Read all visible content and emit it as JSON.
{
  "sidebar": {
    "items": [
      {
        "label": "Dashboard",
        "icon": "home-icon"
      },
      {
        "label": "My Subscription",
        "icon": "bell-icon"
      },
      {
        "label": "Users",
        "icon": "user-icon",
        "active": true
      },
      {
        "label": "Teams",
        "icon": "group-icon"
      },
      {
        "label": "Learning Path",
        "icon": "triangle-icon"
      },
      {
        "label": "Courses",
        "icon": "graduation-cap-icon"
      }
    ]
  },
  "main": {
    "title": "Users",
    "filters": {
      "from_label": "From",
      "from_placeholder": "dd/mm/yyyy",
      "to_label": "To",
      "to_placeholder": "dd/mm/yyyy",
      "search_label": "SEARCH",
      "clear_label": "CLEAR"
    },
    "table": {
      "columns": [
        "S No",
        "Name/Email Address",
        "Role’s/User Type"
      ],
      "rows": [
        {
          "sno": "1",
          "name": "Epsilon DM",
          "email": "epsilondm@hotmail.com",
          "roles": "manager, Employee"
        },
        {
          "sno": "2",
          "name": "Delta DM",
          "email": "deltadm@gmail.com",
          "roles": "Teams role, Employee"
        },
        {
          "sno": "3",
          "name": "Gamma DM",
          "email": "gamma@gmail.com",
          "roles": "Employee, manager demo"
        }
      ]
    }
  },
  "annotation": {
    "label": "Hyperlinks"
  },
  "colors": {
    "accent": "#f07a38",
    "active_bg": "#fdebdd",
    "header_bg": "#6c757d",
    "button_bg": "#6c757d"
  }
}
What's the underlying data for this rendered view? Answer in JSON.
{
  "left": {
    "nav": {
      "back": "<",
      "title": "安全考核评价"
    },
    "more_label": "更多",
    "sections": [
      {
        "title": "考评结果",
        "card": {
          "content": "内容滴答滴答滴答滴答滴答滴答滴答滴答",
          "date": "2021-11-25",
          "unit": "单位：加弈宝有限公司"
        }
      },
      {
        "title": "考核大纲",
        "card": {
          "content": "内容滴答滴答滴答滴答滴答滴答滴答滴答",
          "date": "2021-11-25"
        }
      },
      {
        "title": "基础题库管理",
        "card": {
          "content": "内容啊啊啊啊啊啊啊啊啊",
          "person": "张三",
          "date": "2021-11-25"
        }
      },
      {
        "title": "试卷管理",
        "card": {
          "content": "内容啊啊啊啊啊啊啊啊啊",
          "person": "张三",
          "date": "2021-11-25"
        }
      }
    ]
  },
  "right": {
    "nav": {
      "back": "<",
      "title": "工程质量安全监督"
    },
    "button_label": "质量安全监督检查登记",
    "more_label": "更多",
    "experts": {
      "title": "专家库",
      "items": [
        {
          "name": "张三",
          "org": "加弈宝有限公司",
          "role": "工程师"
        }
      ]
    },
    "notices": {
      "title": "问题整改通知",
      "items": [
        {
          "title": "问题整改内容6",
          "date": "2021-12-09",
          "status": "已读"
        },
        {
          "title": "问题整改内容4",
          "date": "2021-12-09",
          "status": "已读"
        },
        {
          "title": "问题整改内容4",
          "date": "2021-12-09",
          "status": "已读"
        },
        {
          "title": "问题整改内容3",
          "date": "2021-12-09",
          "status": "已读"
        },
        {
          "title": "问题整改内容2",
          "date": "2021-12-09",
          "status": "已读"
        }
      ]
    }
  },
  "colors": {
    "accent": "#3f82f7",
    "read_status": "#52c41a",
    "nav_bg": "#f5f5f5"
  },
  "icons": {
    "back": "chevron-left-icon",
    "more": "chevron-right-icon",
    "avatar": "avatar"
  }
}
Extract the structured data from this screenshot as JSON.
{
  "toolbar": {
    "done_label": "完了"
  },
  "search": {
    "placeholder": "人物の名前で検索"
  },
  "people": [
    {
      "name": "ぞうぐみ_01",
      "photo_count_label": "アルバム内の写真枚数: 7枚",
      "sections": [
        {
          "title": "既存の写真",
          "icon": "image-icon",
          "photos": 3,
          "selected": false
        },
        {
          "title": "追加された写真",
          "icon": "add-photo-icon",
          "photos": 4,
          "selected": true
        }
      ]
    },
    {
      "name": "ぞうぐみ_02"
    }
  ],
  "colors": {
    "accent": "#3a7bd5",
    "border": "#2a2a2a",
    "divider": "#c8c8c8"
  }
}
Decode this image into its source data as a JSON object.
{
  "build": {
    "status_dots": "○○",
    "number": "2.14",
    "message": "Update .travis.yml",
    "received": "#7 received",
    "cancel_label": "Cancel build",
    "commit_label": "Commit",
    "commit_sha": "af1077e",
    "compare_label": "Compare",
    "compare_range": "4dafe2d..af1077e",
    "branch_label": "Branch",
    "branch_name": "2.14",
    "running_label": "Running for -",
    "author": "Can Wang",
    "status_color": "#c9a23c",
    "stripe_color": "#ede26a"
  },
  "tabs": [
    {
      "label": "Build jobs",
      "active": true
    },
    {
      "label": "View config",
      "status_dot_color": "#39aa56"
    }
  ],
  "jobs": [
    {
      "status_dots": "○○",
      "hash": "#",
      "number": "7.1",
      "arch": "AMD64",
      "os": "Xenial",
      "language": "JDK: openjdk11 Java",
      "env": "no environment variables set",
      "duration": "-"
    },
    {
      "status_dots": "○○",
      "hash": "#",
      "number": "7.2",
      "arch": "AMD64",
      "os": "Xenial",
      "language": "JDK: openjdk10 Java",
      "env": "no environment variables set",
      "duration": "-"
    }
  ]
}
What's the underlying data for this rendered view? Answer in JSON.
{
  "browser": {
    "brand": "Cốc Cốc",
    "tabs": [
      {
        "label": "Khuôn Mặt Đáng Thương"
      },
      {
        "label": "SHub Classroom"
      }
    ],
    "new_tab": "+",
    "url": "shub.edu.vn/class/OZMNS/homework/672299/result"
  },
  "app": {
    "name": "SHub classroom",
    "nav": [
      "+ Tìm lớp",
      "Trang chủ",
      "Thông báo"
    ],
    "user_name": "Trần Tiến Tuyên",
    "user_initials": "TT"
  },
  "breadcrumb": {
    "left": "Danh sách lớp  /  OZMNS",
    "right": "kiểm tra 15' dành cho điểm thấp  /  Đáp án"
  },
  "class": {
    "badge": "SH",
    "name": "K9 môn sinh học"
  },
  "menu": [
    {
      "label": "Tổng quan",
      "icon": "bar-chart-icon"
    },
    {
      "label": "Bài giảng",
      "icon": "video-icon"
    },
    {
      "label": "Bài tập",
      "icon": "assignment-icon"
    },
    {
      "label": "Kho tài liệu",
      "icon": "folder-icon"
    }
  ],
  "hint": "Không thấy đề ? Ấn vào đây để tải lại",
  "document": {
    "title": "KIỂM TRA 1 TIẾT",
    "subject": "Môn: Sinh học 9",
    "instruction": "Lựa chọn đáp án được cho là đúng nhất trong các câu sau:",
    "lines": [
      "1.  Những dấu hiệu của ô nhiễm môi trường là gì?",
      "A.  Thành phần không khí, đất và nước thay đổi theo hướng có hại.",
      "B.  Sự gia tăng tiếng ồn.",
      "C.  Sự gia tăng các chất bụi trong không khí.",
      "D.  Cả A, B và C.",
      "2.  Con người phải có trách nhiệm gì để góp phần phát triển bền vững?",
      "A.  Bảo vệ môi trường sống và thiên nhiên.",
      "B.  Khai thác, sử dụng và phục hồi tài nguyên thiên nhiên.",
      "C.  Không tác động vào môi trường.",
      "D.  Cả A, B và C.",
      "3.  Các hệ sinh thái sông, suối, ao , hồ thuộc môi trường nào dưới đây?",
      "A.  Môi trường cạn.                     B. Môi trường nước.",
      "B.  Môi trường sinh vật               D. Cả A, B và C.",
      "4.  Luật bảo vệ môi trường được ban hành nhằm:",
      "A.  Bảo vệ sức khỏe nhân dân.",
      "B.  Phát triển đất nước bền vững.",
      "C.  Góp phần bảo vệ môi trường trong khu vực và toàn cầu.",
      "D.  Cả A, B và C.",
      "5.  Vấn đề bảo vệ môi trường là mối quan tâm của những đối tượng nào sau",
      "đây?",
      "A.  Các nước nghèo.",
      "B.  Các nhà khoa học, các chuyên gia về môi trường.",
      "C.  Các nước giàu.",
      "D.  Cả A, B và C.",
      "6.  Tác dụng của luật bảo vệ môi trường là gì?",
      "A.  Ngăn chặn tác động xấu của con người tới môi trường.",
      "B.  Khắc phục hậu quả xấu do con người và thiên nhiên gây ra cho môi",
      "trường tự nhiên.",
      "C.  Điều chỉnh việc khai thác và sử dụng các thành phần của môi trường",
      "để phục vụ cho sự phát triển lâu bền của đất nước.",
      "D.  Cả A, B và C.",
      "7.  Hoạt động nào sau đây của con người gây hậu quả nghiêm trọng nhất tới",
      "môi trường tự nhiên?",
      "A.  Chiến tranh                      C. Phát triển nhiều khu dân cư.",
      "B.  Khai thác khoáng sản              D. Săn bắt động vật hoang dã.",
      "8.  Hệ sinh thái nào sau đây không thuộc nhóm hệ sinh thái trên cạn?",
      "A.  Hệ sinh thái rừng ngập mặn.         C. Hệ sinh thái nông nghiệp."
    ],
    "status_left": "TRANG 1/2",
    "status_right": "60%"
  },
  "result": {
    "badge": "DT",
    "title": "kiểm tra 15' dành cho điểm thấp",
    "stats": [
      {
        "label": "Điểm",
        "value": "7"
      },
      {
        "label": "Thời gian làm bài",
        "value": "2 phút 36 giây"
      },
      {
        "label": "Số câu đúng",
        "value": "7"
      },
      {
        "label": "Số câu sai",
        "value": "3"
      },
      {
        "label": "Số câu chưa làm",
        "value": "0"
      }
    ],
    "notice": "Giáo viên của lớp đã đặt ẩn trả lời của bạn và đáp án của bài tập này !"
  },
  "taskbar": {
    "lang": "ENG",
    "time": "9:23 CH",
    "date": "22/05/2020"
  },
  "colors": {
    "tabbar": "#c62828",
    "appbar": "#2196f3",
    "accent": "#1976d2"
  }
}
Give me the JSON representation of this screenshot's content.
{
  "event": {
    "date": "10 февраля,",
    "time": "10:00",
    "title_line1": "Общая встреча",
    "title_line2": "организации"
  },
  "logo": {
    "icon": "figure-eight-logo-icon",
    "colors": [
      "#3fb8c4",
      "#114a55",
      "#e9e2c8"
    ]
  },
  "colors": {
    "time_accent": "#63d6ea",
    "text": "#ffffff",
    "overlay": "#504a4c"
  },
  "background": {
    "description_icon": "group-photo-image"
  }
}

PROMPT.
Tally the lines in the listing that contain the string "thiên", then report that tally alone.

TASK RESULT.
3